#### WHAT THE TASK REQUIRES:
Once the pictures are set aside, reproduce the entries below exactly.

[Interface dataset entries]
*-*-*

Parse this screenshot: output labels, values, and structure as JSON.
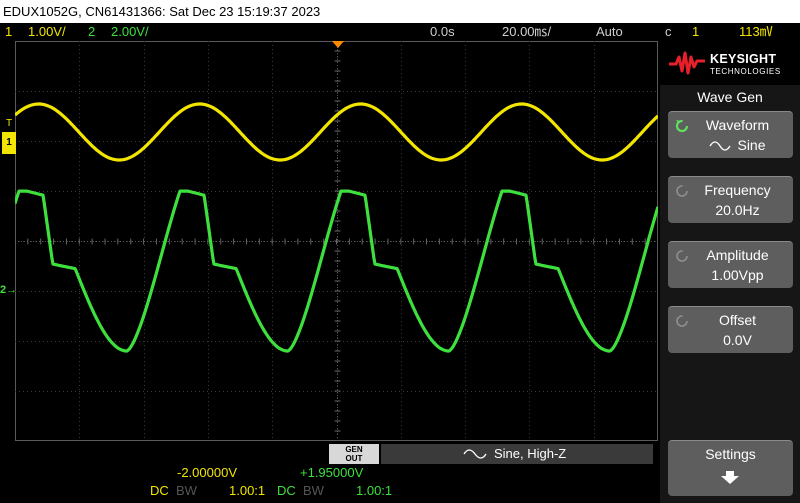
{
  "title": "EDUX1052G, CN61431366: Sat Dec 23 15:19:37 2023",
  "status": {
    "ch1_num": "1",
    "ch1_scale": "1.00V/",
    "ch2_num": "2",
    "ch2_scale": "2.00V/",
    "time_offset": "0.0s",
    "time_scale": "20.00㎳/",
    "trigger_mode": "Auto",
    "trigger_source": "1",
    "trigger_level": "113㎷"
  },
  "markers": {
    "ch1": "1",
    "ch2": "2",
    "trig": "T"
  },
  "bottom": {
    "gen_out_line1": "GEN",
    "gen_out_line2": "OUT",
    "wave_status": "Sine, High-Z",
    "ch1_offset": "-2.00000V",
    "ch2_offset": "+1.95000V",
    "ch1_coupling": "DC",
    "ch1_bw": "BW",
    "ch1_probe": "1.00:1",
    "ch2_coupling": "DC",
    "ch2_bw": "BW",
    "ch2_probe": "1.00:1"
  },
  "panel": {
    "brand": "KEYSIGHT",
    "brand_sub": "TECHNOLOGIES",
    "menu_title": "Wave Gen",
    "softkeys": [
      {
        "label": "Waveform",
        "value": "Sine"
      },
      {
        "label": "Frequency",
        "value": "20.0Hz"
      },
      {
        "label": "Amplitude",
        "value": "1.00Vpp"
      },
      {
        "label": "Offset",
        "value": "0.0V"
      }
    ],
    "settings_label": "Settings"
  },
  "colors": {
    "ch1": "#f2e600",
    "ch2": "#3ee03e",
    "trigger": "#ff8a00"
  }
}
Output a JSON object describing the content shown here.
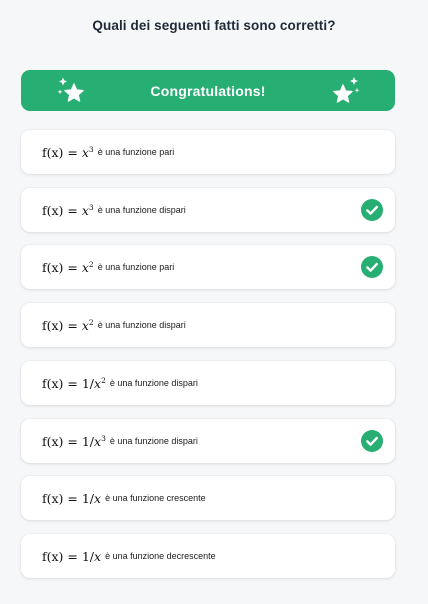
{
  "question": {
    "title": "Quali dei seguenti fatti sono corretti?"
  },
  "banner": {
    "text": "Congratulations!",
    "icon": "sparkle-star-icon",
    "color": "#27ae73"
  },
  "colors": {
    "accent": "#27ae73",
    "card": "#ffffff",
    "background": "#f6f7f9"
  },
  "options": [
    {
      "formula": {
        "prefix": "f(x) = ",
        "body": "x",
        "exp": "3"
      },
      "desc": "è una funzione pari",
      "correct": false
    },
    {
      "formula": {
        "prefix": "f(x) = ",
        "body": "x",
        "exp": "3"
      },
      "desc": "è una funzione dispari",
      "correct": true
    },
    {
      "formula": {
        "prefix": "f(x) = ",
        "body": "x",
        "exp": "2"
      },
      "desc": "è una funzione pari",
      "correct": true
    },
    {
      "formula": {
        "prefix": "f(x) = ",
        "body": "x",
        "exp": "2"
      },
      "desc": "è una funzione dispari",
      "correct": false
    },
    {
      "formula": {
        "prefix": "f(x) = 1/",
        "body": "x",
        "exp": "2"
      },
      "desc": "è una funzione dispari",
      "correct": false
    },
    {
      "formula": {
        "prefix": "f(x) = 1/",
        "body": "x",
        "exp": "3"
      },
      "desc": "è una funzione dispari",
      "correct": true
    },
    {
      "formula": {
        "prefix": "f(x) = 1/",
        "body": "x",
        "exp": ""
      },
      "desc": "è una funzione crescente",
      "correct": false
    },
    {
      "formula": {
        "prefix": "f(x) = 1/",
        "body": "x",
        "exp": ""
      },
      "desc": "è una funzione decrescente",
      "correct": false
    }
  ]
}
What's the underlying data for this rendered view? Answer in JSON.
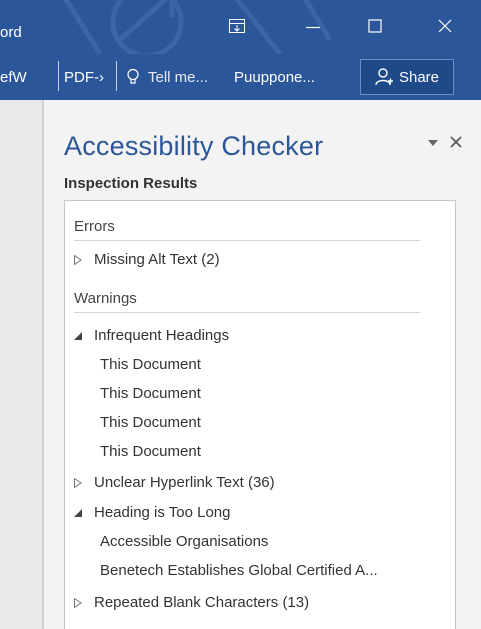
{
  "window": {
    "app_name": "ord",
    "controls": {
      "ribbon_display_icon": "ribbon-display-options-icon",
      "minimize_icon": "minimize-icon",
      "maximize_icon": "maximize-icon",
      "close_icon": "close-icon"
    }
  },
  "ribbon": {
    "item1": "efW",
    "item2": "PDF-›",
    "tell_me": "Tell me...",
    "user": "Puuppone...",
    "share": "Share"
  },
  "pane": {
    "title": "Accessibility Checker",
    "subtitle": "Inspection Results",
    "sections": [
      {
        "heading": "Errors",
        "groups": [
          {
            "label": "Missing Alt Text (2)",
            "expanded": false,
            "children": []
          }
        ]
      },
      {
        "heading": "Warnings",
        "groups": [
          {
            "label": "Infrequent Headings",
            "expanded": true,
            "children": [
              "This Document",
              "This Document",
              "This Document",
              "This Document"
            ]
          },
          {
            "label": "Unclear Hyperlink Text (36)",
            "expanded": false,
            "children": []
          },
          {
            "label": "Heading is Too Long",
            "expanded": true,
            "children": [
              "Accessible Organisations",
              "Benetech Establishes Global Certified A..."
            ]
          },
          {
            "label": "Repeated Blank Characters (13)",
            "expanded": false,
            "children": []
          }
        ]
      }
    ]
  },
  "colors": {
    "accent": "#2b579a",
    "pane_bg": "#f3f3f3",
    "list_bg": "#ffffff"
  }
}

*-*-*

#### ANSWER BOX:
Parse this screenshot: output labels, values, and structure as JSON.
{
  "title": "EDUX1052G, CN61431366: Sat Dec 23 15:19:37 2023",
  "status": {
    "ch1_num": "1",
    "ch1_scale": "1.00V/",
    "ch2_num": "2",
    "ch2_scale": "2.00V/",
    "time_offset": "0.0s",
    "time_scale": "20.00㎳/",
    "trigger_mode": "Auto",
    "trigger_source": "1",
    "trigger_level": "113㎷"
  },
  "markers": {
    "ch1": "1",
    "ch2": "2",
    "trig": "T"
  },
  "bottom": {
    "gen_out_line1": "GEN",
    "gen_out_line2": "OUT",
    "wave_status": "Sine, High-Z",
    "ch1_offset": "-2.00000V",
    "ch2_offset": "+1.95000V",
    "ch1_coupling": "DC",
    "ch1_bw": "BW",
    "ch1_probe": "1.00:1",
    "ch2_coupling": "DC",
    "ch2_bw": "BW",
    "ch2_probe": "1.00:1"
  },
  "panel": {
    "brand": "KEYSIGHT",
    "brand_sub": "TECHNOLOGIES",
    "menu_title": "Wave Gen",
    "softkeys": [
      {
        "label": "Waveform",
        "value": "Sine"
      },
      {
        "label": "Frequency",
        "value": "20.0Hz"
      },
      {
        "label": "Amplitude",
        "value": "1.00Vpp"
      },
      {
        "label": "Offset",
        "value": "0.0V"
      }
    ],
    "settings_label": "Settings"
  },
  "colors": {
    "ch1": "#f2e600",
    "ch2": "#3ee03e",
    "trigger": "#ff8a00"
  }
}
Output a JSON object describing the content shown here.
{
  "question": {
    "title": "Quali dei seguenti fatti sono corretti?"
  },
  "banner": {
    "text": "Congratulations!",
    "icon": "sparkle-star-icon",
    "color": "#27ae73"
  },
  "colors": {
    "accent": "#27ae73",
    "card": "#ffffff",
    "background": "#f6f7f9"
  },
  "options": [
    {
      "formula": {
        "prefix": "f(x) = ",
        "body": "x",
        "exp": "3"
      },
      "desc": "è una funzione pari",
      "correct": false
    },
    {
      "formula": {
        "prefix": "f(x) = ",
        "body": "x",
        "exp": "3"
      },
      "desc": "è una funzione dispari",
      "correct": true
    },
    {
      "formula": {
        "prefix": "f(x) = ",
        "body": "x",
        "exp": "2"
      },
      "desc": "è una funzione pari",
      "correct": true
    },
    {
      "formula": {
        "prefix": "f(x) = ",
        "body": "x",
        "exp": "2"
      },
      "desc": "è una funzione dispari",
      "correct": false
    },
    {
      "formula": {
        "prefix": "f(x) = 1/",
        "body": "x",
        "exp": "2"
      },
      "desc": "è una funzione dispari",
      "correct": false
    },
    {
      "formula": {
        "prefix": "f(x) = 1/",
        "body": "x",
        "exp": "3"
      },
      "desc": "è una funzione dispari",
      "correct": true
    },
    {
      "formula": {
        "prefix": "f(x) = 1/",
        "body": "x",
        "exp": ""
      },
      "desc": "è una funzione crescente",
      "correct": false
    },
    {
      "formula": {
        "prefix": "f(x) = 1/",
        "body": "x",
        "exp": ""
      },
      "desc": "è una funzione decrescente",
      "correct": false
    }
  ]
}
What's the underlying data for this rendered view? Answer in JSON.
{
  "window": {
    "app_name": "ord",
    "controls": {
      "ribbon_display_icon": "ribbon-display-options-icon",
      "minimize_icon": "minimize-icon",
      "maximize_icon": "maximize-icon",
      "close_icon": "close-icon"
    }
  },
  "ribbon": {
    "item1": "efW",
    "item2": "PDF-›",
    "tell_me": "Tell me...",
    "user": "Puuppone...",
    "share": "Share"
  },
  "pane": {
    "title": "Accessibility Checker",
    "subtitle": "Inspection Results",
    "sections": [
      {
        "heading": "Errors",
        "groups": [
          {
            "label": "Missing Alt Text (2)",
            "expanded": false,
            "children": []
          }
        ]
      },
      {
        "heading": "Warnings",
        "groups": [
          {
            "label": "Infrequent Headings",
            "expanded": true,
            "children": [
              "This Document",
              "This Document",
              "This Document",
              "This Document"
            ]
          },
          {
            "label": "Unclear Hyperlink Text (36)",
            "expanded": false,
            "children": []
          },
          {
            "label": "Heading is Too Long",
            "expanded": true,
            "children": [
              "Accessible Organisations",
              "Benetech Establishes Global Certified A..."
            ]
          },
          {
            "label": "Repeated Blank Characters (13)",
            "expanded": false,
            "children": []
          }
        ]
      }
    ]
  },
  "colors": {
    "accent": "#2b579a",
    "pane_bg": "#f3f3f3",
    "list_bg": "#ffffff"
  }
}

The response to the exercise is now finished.